School finance reform challenges the very foundation on which U.S. inequality of educational opportunity rests. That is our historical reliance on local property taxes as the primary means of financing K–12 public education, coupled with the segregation of poor from affluent communities by school district boundaries. The result is the familiar patchwork pattern of “good” and “bad” public schools: with rare exceptions, to find the best public schools we need to look to affluent suburbs, and to find the worst we have only to turn to our central cities. School finance reform would have dismantled this system that typically relegates children from poor communities to low-quality public schools (and, as is less often publicly recognized, reserves the best public schools for children in affluent communities).
Popular and scholarly writing on school finance reform generally depicts it as a failed effort. We concur, but we believe that before addressing the question of the overall failure, we must explore a prior and equally important question: given its radically redistributive potential, how did school finance reform ever get any political traction?

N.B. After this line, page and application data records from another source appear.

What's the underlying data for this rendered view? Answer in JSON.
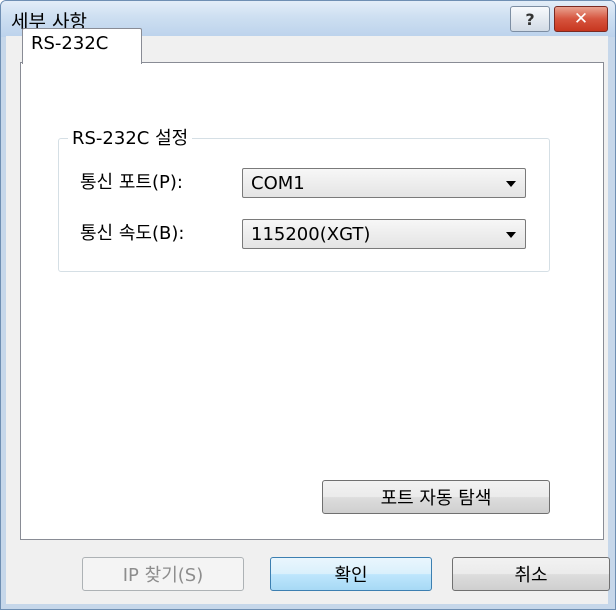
{
  "window": {
    "title": "세부 사항"
  },
  "tabs": [
    {
      "label": "RS-232C",
      "selected": true
    }
  ],
  "group": {
    "title": "RS-232C 설정",
    "port_label": "통신 포트(P):",
    "port_value": "COM1",
    "speed_label": "통신 속도(B):",
    "speed_value": "115200(XGT)"
  },
  "buttons": {
    "auto_detect": "포트 자동 탐색",
    "find_ip": "IP 찾기(S)",
    "ok": "확인",
    "cancel": "취소"
  },
  "icons": {
    "help": "?",
    "close": "✕"
  }
}
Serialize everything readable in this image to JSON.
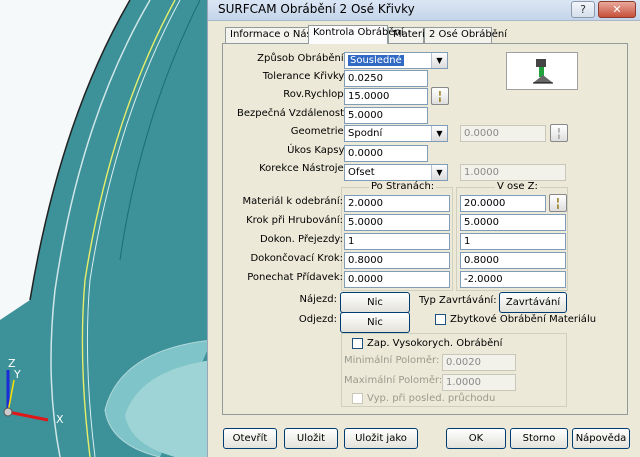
{
  "window": {
    "title": "SURFCAM Obrábění 2 Osé Křivky",
    "close_symbol": "✕",
    "help_symbol": "?"
  },
  "tabs": [
    {
      "label": "Informace o Nástroji"
    },
    {
      "label": "Kontrola Obrábění"
    },
    {
      "label": "Materiál"
    },
    {
      "label": "2 Osé Obrábění"
    }
  ],
  "form": {
    "zpusob": {
      "label": "Způsob Obrábění:",
      "value": "Sousledné"
    },
    "tolerance": {
      "label": "Tolerance Křivky:",
      "value": "0.0250"
    },
    "rov_rychlop": {
      "label": "Rov.Rychlop:",
      "value": "15.0000"
    },
    "bezpecna": {
      "label": "Bezpečná Vzdálenost:",
      "value": "5.0000"
    },
    "geometrie": {
      "label": "Geometrie:",
      "value": "Spodní",
      "side_value": "0.0000"
    },
    "ukos": {
      "label": "Úkos Kapsy:",
      "value": "0.0000"
    },
    "korekce": {
      "label": "Korekce Nástroje:",
      "value": "Ofset",
      "side_value": "1.0000"
    }
  },
  "grid": {
    "col1_title": "Po Stranách:",
    "col2_title": "V ose Z:",
    "rows": [
      {
        "label": "Materiál k odebrání:",
        "side": "2.0000",
        "z": "20.0000"
      },
      {
        "label": "Krok při Hrubování:",
        "side": "5.0000",
        "z": "5.0000"
      },
      {
        "label": "Dokon. Přejezdy:",
        "side": "1",
        "z": "1"
      },
      {
        "label": "Dokončovací Krok:",
        "side": "0.8000",
        "z": "0.8000"
      },
      {
        "label": "Ponechat Přídavek:",
        "side": "0.0000",
        "z": "-2.0000"
      }
    ]
  },
  "najezd": {
    "label": "Nájezd:",
    "button": "Nic"
  },
  "odjezd": {
    "label": "Odjezd:",
    "button": "Nic"
  },
  "typ_zavrtavani": {
    "label": "Typ Zavrtávání:",
    "button": "Zavrtávání"
  },
  "zbytkove": {
    "label": "Zbytkové Obrábění Materiálu"
  },
  "hsm": {
    "label": "Zap. Vysokorych. Obrábění",
    "min_label": "Minimální Poloměr:",
    "min_value": "0.0020",
    "max_label": "Maximální Poloměr:",
    "max_value": "1.0000",
    "posled_label": "Vyp. při posled. průchodu"
  },
  "footer": {
    "otevrit": "Otevřít",
    "ulozit": "Uložit",
    "ulozit_jako": "Uložit jako",
    "ok": "OK",
    "storno": "Storno",
    "napoveda": "Nápověda"
  },
  "axes": {
    "z": "Z",
    "y": "Y",
    "x": "X"
  },
  "colors": {
    "viewport": "#3b8f98",
    "selection": "#316ac5",
    "dialog_bg": "#ece9d8"
  }
}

After all, the United States is hardly known for its commitment to redistributive social policies.
How did policy makers come to make a commitment to school finance reform in the first place, and how did reform efforts, once undertaken, get blunted, derailed, and sometimes outright defeated? An interesting complication to the story is that school finance reform efforts have been turned back even as the abstract principle on which they are based, the promise of equality of educational opportunity, retains its longstanding pride of place in American political culture. As it turns out, equality means different things to different people. This range of meanings is the key to understanding why school finance reform originally got its political legs and why it has been hobbled.
Political resonance notw...
For just $19.95 a year, get access to new issues and decades' worth of archives on our site.
Print + Online
For $29.95 a year, get new issues delivered to your door and access to our full online archives.